Julia had a get together for women last week. The boys and I went out to eat so that we would miss the "fun." We went south ten miles just to kill more time. We kicked around ideas about where to eat and finally settled on Steak & Shake, twenty miles further down the highway--killing even more time!
Steak & Shake had advertised four meals for under $4.00. Under $4.00 means, of course, $3.99. Each meal had a burger of some kind. They make great burgers.
But the burgers they served were unusually small. When we were in the southern part of the state after Roberto died we ate at a Steak & Shake. The burgers were larger than the typical fast food chain. In just two months prices had been slashed, along with the size of the burgers. The other unusual thing was that the waiters and waitresses seemed much more attentive than other times we had eaten there.
I questioned the manager on the way out and he denied everything. I do not blame him.
Here is my solution to the mystery.
During the past year food prices have soared. In addition, consumer spending is down. In addition, unemployment has inched up. Finally, the minimum wage rose over the summer. Which business strategies react to all these effects?
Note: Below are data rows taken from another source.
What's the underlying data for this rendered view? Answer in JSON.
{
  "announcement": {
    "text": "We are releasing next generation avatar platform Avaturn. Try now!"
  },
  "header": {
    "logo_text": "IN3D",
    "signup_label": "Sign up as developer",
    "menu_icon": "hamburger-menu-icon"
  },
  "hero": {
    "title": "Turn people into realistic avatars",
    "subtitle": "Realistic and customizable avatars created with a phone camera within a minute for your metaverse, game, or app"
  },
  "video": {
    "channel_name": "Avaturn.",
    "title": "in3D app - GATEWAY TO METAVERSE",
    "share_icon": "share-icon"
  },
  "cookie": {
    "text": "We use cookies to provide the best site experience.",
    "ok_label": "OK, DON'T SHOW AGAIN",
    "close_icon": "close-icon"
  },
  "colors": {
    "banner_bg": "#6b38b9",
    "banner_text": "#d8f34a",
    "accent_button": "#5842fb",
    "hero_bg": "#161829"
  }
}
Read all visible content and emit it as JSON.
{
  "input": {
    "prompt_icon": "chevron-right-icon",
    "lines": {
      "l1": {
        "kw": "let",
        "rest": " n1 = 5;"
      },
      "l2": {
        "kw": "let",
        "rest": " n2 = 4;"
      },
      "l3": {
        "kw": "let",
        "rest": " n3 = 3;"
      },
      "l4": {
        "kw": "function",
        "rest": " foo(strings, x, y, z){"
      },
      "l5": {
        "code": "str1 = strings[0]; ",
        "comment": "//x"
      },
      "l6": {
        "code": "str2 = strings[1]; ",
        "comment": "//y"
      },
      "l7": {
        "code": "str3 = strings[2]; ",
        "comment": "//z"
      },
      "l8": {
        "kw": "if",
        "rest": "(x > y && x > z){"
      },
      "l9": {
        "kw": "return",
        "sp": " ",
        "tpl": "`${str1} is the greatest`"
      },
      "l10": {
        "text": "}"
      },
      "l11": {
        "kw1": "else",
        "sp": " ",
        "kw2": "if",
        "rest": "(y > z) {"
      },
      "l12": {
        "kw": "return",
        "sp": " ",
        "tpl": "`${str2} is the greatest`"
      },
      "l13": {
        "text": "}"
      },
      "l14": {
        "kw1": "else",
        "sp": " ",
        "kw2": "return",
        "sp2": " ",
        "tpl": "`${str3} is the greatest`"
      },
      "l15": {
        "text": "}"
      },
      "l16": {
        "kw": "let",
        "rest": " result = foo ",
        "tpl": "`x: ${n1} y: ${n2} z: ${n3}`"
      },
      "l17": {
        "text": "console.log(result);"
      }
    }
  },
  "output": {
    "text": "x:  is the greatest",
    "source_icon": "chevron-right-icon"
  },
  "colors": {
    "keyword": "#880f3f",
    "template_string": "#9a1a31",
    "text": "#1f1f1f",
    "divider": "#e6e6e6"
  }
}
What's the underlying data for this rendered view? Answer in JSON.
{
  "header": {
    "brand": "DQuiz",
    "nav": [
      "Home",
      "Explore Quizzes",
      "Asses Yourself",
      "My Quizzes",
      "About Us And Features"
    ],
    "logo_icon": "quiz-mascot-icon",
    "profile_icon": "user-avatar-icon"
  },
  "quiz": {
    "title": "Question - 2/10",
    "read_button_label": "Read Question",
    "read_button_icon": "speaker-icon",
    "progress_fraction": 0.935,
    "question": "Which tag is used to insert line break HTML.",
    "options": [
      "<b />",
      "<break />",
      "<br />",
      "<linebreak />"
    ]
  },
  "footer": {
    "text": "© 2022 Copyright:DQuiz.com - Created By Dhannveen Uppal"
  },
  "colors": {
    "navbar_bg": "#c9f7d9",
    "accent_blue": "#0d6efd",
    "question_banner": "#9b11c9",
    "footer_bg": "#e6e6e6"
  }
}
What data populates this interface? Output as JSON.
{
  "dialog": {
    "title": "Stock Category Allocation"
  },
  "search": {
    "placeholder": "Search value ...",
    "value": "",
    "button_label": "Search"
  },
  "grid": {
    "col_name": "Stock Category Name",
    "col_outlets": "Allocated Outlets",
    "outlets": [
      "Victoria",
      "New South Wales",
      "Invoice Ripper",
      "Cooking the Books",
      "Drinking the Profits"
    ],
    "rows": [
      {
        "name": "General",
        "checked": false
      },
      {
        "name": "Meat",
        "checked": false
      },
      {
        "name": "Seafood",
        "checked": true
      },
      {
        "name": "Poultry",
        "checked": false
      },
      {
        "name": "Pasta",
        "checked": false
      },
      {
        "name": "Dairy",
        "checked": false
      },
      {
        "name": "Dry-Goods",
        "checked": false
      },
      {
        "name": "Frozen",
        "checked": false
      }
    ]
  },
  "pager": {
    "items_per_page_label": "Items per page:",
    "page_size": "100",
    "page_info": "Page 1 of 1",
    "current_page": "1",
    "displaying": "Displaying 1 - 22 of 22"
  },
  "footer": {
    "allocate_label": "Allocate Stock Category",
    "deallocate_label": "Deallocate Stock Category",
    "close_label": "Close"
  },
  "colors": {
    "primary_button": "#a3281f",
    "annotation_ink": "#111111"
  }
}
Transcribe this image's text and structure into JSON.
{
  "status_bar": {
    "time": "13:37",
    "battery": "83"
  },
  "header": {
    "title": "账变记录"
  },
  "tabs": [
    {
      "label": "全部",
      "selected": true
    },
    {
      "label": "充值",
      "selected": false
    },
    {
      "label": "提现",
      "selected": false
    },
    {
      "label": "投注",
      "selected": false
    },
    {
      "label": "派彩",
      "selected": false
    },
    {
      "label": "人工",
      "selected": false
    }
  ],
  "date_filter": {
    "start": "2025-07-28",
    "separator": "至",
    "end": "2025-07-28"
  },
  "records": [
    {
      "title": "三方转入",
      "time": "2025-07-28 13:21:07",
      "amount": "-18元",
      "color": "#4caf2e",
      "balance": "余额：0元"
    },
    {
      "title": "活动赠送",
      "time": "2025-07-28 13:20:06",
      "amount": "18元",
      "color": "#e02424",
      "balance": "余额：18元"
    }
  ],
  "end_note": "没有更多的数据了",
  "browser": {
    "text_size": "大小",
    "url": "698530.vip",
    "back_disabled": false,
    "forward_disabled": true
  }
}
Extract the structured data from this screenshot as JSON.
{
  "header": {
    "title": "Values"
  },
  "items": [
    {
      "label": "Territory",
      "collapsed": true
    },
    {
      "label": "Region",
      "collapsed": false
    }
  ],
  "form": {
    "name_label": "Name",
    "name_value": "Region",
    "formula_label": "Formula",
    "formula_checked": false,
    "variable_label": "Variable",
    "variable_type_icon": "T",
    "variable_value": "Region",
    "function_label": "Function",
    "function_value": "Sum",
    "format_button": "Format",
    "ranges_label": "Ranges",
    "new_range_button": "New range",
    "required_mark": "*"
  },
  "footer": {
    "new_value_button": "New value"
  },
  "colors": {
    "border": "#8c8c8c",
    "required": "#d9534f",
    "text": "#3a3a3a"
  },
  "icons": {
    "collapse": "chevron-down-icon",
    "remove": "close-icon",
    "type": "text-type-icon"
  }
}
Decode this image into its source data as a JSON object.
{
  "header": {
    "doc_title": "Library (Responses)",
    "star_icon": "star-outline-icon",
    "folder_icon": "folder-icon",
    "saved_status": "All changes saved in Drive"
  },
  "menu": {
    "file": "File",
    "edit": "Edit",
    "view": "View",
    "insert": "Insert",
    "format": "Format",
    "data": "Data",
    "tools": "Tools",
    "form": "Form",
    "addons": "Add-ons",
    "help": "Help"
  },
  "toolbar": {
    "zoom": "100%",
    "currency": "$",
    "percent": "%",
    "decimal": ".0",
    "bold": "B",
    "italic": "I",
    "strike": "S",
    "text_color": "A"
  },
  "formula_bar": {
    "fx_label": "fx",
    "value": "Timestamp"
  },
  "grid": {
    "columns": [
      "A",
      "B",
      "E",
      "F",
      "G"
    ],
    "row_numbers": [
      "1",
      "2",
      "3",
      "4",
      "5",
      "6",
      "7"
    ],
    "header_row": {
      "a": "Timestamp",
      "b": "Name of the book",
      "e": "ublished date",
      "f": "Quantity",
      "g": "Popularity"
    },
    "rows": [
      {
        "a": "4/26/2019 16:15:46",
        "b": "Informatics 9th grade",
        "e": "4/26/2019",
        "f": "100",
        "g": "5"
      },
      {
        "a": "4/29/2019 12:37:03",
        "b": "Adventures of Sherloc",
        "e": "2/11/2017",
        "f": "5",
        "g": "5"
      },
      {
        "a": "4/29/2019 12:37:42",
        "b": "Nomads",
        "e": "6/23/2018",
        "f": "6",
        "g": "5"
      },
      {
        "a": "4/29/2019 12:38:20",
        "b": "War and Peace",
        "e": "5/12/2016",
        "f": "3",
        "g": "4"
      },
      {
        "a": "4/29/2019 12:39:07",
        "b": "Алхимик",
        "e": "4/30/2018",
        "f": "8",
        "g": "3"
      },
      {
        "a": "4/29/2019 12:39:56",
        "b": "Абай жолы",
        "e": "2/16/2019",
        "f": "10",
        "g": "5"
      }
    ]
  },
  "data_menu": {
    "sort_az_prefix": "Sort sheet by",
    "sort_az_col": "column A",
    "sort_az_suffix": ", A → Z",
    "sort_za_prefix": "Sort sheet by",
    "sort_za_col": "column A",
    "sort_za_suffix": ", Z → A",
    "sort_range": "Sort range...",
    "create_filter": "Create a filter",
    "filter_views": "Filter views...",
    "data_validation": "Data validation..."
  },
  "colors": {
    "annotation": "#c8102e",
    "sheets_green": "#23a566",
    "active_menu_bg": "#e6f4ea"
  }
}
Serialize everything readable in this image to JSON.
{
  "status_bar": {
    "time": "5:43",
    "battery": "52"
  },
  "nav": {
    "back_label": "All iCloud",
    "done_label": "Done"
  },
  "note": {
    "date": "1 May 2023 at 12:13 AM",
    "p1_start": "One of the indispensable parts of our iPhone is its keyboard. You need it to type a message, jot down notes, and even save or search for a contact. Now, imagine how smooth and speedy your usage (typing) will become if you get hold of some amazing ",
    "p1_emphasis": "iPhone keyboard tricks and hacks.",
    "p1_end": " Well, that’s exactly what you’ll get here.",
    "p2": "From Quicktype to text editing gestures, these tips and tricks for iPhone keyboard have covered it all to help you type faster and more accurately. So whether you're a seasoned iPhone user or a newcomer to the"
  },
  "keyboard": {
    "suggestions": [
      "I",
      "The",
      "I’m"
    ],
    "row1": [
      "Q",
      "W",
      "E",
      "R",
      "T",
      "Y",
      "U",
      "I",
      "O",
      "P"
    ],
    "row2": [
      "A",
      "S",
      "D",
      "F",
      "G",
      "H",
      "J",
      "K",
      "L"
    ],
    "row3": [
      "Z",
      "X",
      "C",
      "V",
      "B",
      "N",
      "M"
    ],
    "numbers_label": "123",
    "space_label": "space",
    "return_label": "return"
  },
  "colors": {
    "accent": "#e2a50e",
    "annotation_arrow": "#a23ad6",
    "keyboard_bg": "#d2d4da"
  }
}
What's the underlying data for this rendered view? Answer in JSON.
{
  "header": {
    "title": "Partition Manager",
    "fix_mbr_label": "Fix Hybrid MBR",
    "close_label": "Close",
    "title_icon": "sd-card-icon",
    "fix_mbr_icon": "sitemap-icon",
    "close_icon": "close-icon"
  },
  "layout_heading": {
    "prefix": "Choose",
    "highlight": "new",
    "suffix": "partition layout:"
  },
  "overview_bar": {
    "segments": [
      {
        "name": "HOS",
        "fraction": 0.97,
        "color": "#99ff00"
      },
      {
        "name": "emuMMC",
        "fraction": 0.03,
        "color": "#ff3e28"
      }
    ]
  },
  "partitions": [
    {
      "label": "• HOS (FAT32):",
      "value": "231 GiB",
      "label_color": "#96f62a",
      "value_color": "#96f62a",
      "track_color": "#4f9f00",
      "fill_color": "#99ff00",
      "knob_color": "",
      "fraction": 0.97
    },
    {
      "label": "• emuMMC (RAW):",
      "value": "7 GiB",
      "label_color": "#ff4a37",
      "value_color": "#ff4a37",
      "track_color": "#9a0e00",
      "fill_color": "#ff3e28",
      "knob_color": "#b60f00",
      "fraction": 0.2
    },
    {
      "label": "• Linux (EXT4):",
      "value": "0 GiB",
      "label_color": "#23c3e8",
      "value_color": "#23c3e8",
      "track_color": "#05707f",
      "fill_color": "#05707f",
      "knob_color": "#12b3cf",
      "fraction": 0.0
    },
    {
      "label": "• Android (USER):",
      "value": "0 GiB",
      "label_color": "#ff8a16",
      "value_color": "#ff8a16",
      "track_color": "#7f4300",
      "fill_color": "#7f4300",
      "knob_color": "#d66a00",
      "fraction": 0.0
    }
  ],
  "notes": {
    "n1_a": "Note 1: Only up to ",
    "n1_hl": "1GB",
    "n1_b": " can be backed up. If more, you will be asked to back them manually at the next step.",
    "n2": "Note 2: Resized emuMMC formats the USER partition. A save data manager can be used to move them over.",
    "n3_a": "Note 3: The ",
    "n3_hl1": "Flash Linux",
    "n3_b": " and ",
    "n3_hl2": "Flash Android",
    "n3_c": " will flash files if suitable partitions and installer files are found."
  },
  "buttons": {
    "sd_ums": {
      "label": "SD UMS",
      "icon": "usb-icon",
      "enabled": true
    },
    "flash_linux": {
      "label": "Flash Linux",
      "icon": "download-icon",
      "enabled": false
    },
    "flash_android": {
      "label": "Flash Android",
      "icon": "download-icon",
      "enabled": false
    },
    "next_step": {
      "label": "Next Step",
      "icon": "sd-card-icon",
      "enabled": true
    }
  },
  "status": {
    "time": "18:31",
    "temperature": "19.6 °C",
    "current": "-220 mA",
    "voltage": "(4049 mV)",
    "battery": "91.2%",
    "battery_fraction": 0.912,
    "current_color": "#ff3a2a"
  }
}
To counter high food prices, shrink portions. However, since consumers are spending less, lower the restaurant's prices to compete better with the typical fast food chains--hence, cut the portions even more. Finally, with a higher minimum wage and lower employment, employees will be reluctant to leave the job. So demand more work (customer service) from those employees. The higher demands on the workers are reinforced by the fact that workers are earning more, due to the increase in the minimum wage.
If we had a Steak & Shake in our town would I buy food there, given all this? You bet. The portions are small, but the food tastes great. I can eat an apple at home for dessert.